(Data items)
• • • •
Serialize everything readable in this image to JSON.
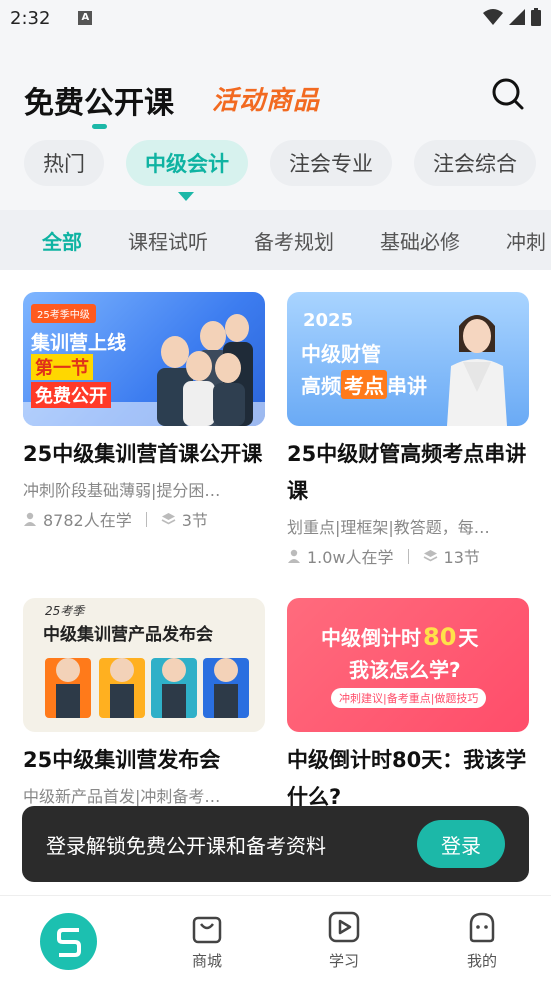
{
  "status_bar": {
    "time": "2:32"
  },
  "header": {
    "title": "免费公开课",
    "promo": "活动商品"
  },
  "category_chips": [
    {
      "label": "热门",
      "active": false
    },
    {
      "label": "中级会计",
      "active": true
    },
    {
      "label": "注会专业",
      "active": false
    },
    {
      "label": "注会综合",
      "active": false
    }
  ],
  "subtabs": [
    {
      "label": "全部",
      "active": true
    },
    {
      "label": "课程试听",
      "active": false
    },
    {
      "label": "备考规划",
      "active": false
    },
    {
      "label": "基础必修",
      "active": false
    },
    {
      "label": "冲刺",
      "active": false
    }
  ],
  "courses": [
    {
      "title": "25中级集训营首课公开课",
      "desc": "冲刺阶段基础薄弱|提分困…",
      "learners": "8782人在学",
      "lessons": "3节",
      "thumb": {
        "tag": "25考季中级",
        "line1": "集训营上线",
        "line2": "第一节",
        "line3": "免费公开"
      }
    },
    {
      "title": "25中级财管高频考点串讲课",
      "desc": "划重点|理框架|教答题，每…",
      "learners": "1.0w人在学",
      "lessons": "13节",
      "thumb": {
        "year": "2025",
        "line1": "中级财管",
        "line2a": "高频",
        "line2b": "考点",
        "line2c": "串讲"
      }
    },
    {
      "title": "25中级集训营发布会",
      "desc": "中级新产品首发|冲刺备考…",
      "learners": "",
      "lessons": "",
      "thumb": {
        "tag": "25考季",
        "line1": "中级集训营产品发布会"
      }
    },
    {
      "title": "中级倒计时80天：我该学什么?",
      "desc": "",
      "learners": "",
      "lessons": "",
      "thumb": {
        "line1": "中级倒计时",
        "days": "80",
        "unit": "天",
        "line2": "我该怎么学?",
        "tags": "冲刺建议|备考重点|做题技巧"
      }
    }
  ],
  "toast": {
    "text": "登录解锁免费公开课和备考资料",
    "button": "登录"
  },
  "bottom_nav": [
    {
      "label": "",
      "icon": "home-logo-icon",
      "active": true
    },
    {
      "label": "商城",
      "icon": "shopping-bag-icon",
      "active": false
    },
    {
      "label": "学习",
      "icon": "play-icon",
      "active": false
    },
    {
      "label": "我的",
      "icon": "profile-icon",
      "active": false
    }
  ],
  "colors": {
    "accent": "#1cb8a8",
    "promo": "#f26a21",
    "toast_bg": "#2b2b2b"
  }
}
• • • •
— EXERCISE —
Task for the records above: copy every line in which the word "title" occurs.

— ANSWER BOX —
    "title": "免费公开课",
      "title": "25中级集训营首课公开课",
      "title": "25中级财管高频考点串讲课",
      "title": "25中级集训营发布会",
      "title": "中级倒计时80天：我该学什么?",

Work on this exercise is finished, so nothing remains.